Dietitian

The dietitian’s role in the rheumatology team is not widely recognised. However, diet and nutrition have important functions in the management of musculoskeletal conditions and is an area which greatly interest patients.

The primary aim of the dietitian is to translate the most up to date scientific research on food, health and disease, into practical guidance to enable people to make appropriate lifestyle and food choices.

Dietitians in rheumatology will assess the current, recent or usual dietary intake of an individual and use this information as a basis for providing appropriate, evidence-based dietary guidance. Dietary advice given to an individual will nearly always need followed-up to assess its impact and evaluate progress. Other members of the family may be involved and lifestyle factors taken into account, so any advice is practical and feasible.

General dietary advice

  • Healthy eating advice
  • Weight management
  • Healthy eating for younger people (JCA)

Specific advice for musculoskeletal conditions

  • Rheumatoid arthritis; gout
  • Advising patients about the (in)appropriateness of so-called ‘diets for arthritis’ and unscrambling the truths from the myths
  • Dietary supplements

Other dietary considerations

  • Cardiovascular disease risk
  • Osteoporosis prevention
  • Metabolic syndrome – dyslipidaemia, obesity
  • Diabetes

Access to dietary advice

Dietitians in rheumatology may be part of the rheumatology multidisciplinary team (MDT) and accept referrals directly from team members. More commonly patients have to be referred to the Nutrition and Dietetic Department for an individual appointment. Dietitians can also be involved in patient group sessions to provide general dietary advice and answer patients’ questions. An alternative way of providing general dietary advice is for the dietitian to educate other members of the MDT sufficiently for them to be able to give safe and evidence based advice and to know when to refer to a registered dietitian (RD).



Training

Training to become a dietitian usually consists of a recognised four-year university-based course leading to a BSc Honours Degree in Dietetics and/or Nutrition. In order to work in the NHS, dietitians must be on the Health Professions Council register.

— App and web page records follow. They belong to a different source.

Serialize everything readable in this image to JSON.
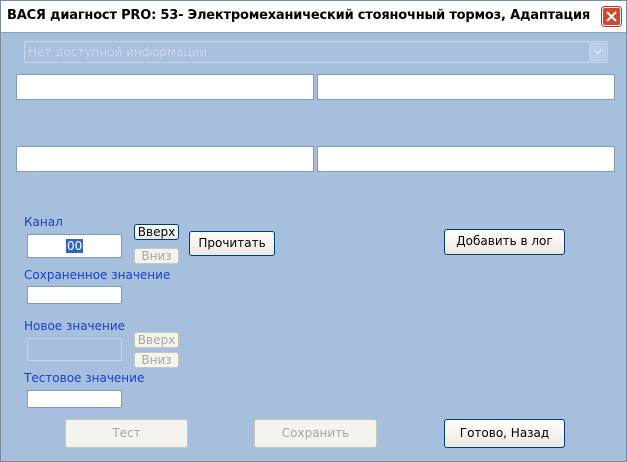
{
  "window": {
    "title": "ВАСЯ диагност PRO: 53- Электромеханический стояночный тормоз, Адаптация",
    "close_icon": "close-icon"
  },
  "info_combo": {
    "value": "Нет доступной информации",
    "arrow_icon": "chevron-down-icon"
  },
  "channel": {
    "label": "Канал",
    "value": "00",
    "up_label": "Вверх",
    "down_label": "Вниз",
    "read_label": "Прочитать"
  },
  "saved_value": {
    "label": "Сохраненное значение",
    "value": ""
  },
  "new_value": {
    "label": "Новое значение",
    "value": "",
    "up_label": "Вверх",
    "down_label": "Вниз"
  },
  "test_value": {
    "label": "Тестовое значение",
    "value": ""
  },
  "buttons": {
    "add_to_log": "Добавить в лог",
    "test": "Тест",
    "save": "Сохранить",
    "done_back": "Готово, Назад"
  },
  "colors": {
    "background": "#a6bfdc",
    "label": "#1a3ecf",
    "close": "#d2472e"
  }
}
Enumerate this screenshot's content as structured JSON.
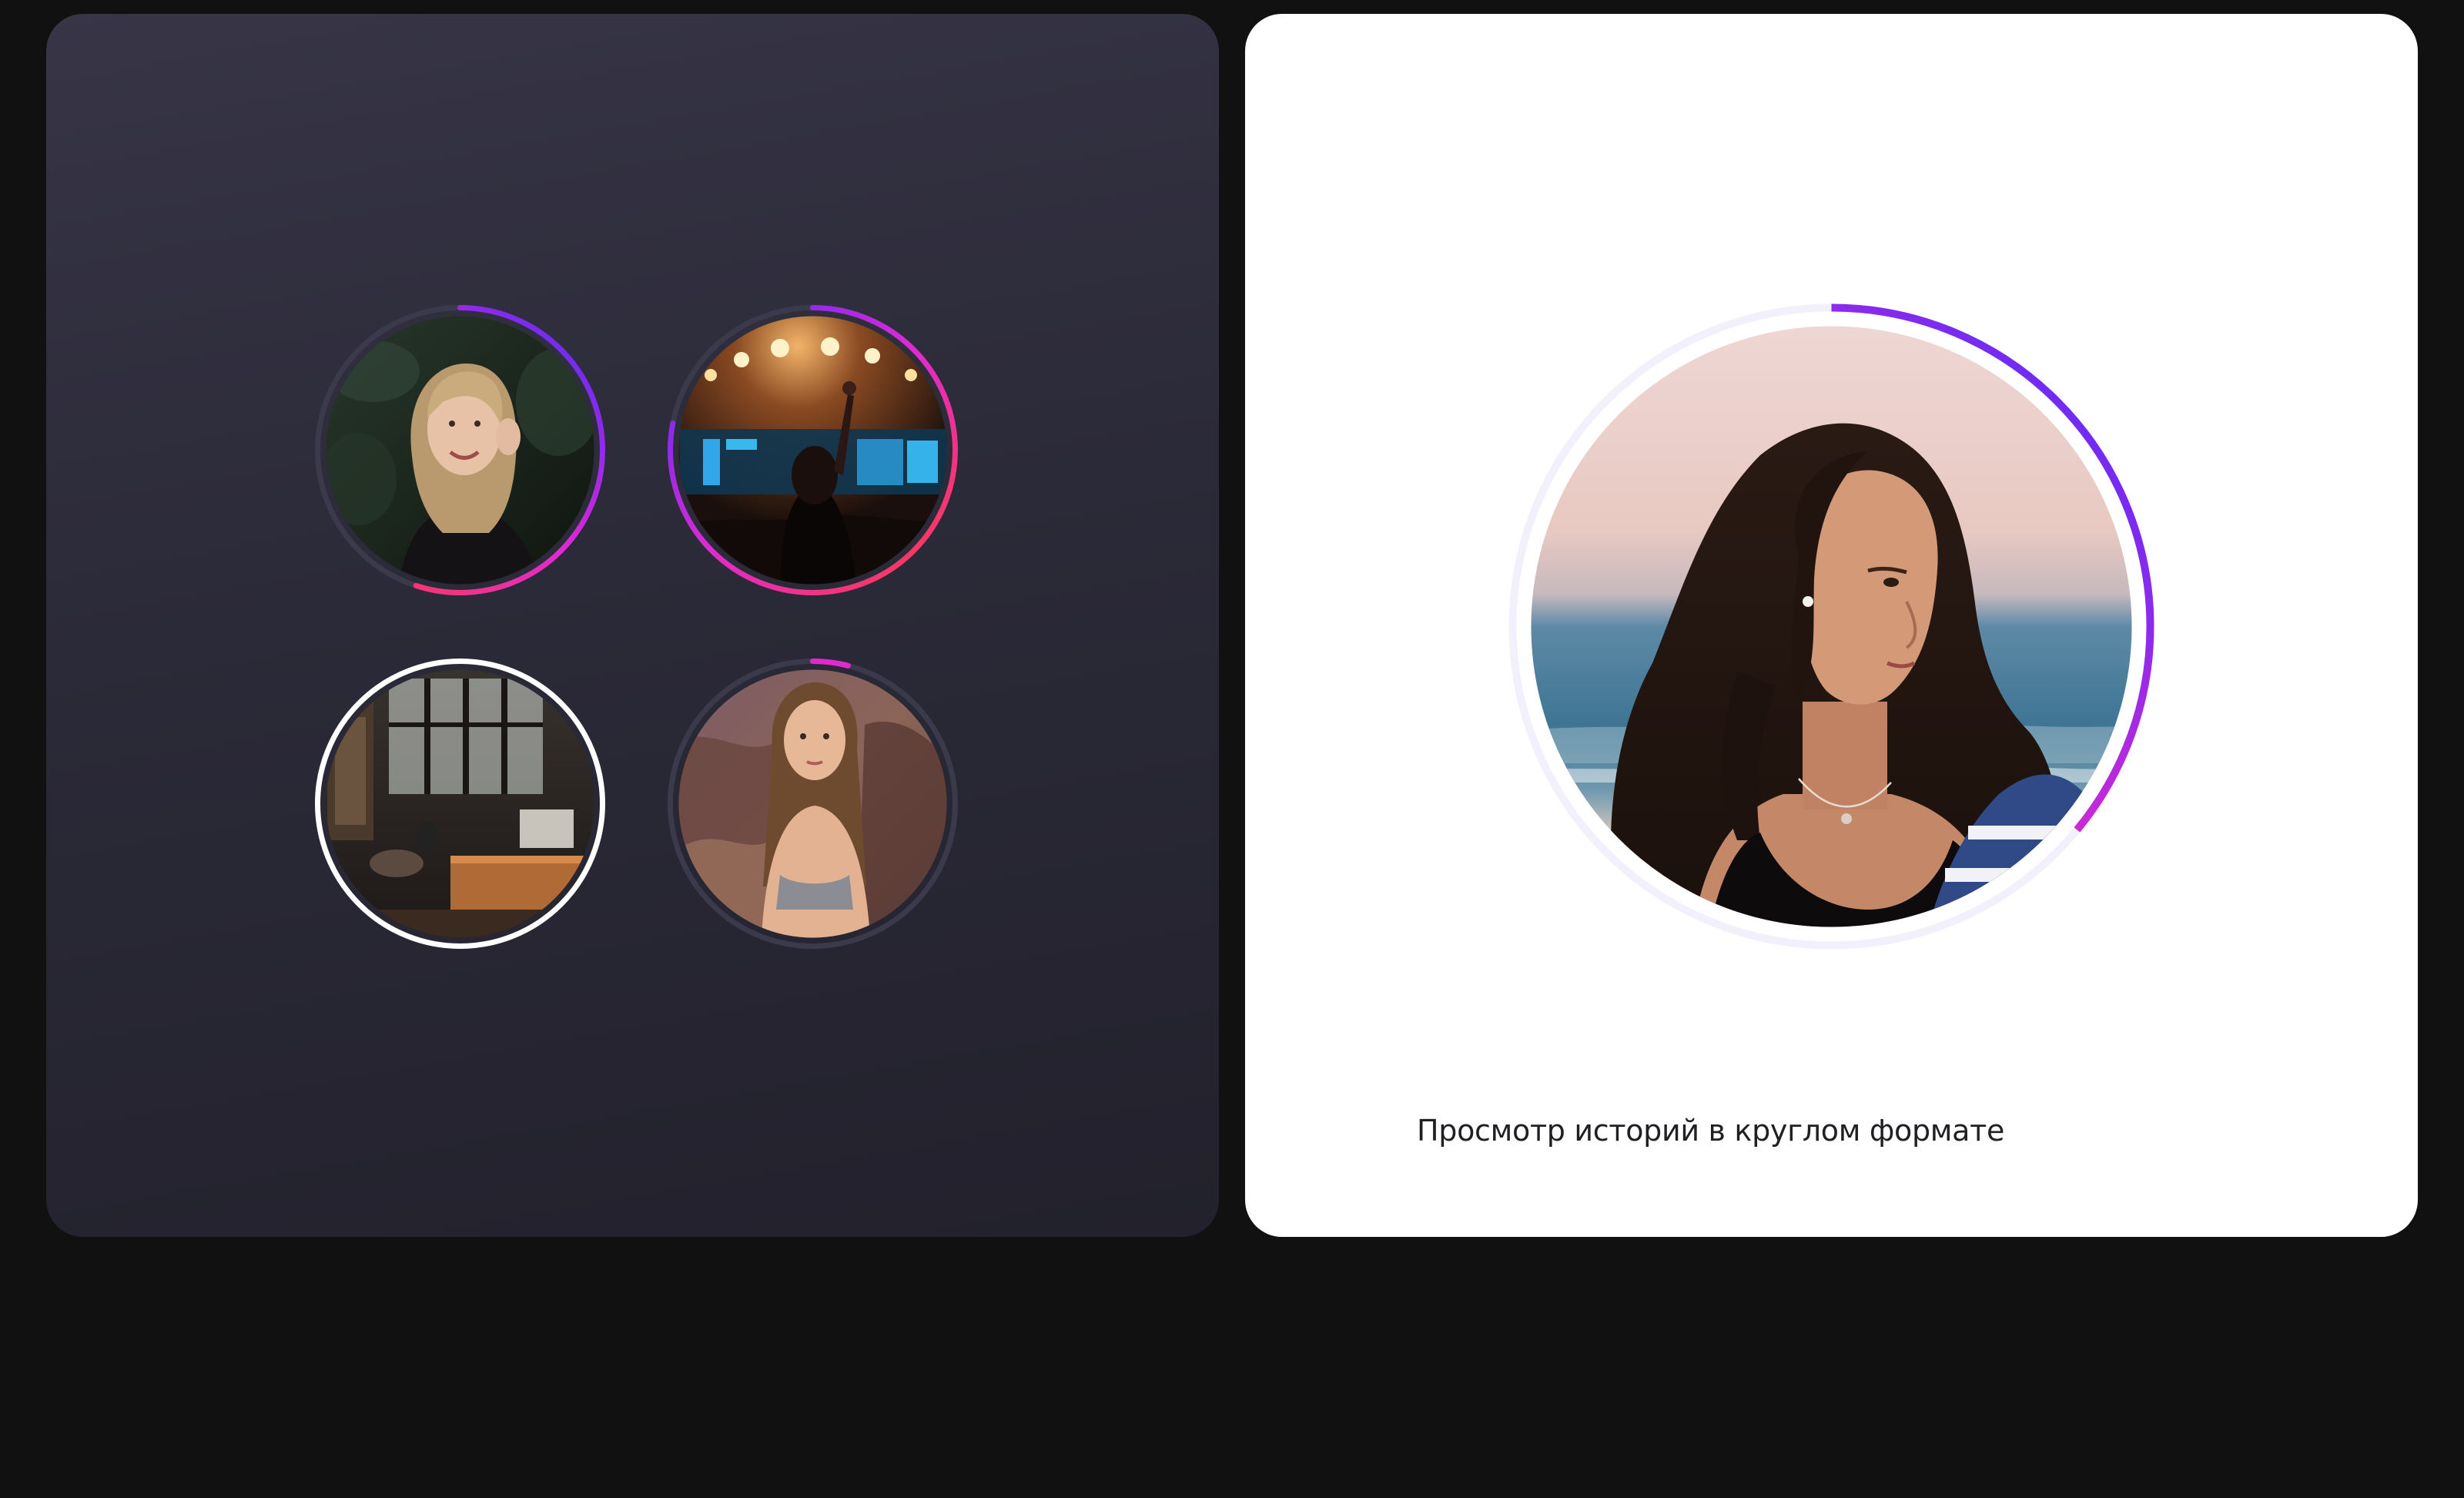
{
  "caption": "Просмотр историй в круглом формате",
  "colors": {
    "background": "#111111",
    "dark_card": "#2d2c3a",
    "light_card": "#ffffff",
    "gradient": [
      "#ff3d3d",
      "#e02ad1",
      "#4b2bff"
    ],
    "inactive_ring": "#3b3a4c",
    "viewed_ring": "#ffffff",
    "track_light": "#eeedfb"
  },
  "stories": [
    {
      "photo": "blonde-woman-portrait",
      "state": "unviewed",
      "progress": 0.55
    },
    {
      "photo": "concert-crowd",
      "state": "unviewed",
      "progress": 0.78
    },
    {
      "photo": "cafe-interior",
      "state": "viewed",
      "progress": 0
    },
    {
      "photo": "woman-rocks-portrait",
      "state": "in-progress",
      "progress": 0.04
    }
  ],
  "player": {
    "photo": "woman-beach-portrait",
    "progress": 0.36
  }
}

RDs are the only qualified health professionals that assess, diagnose and treat diet and nutrition problems at an individual and wider public health level.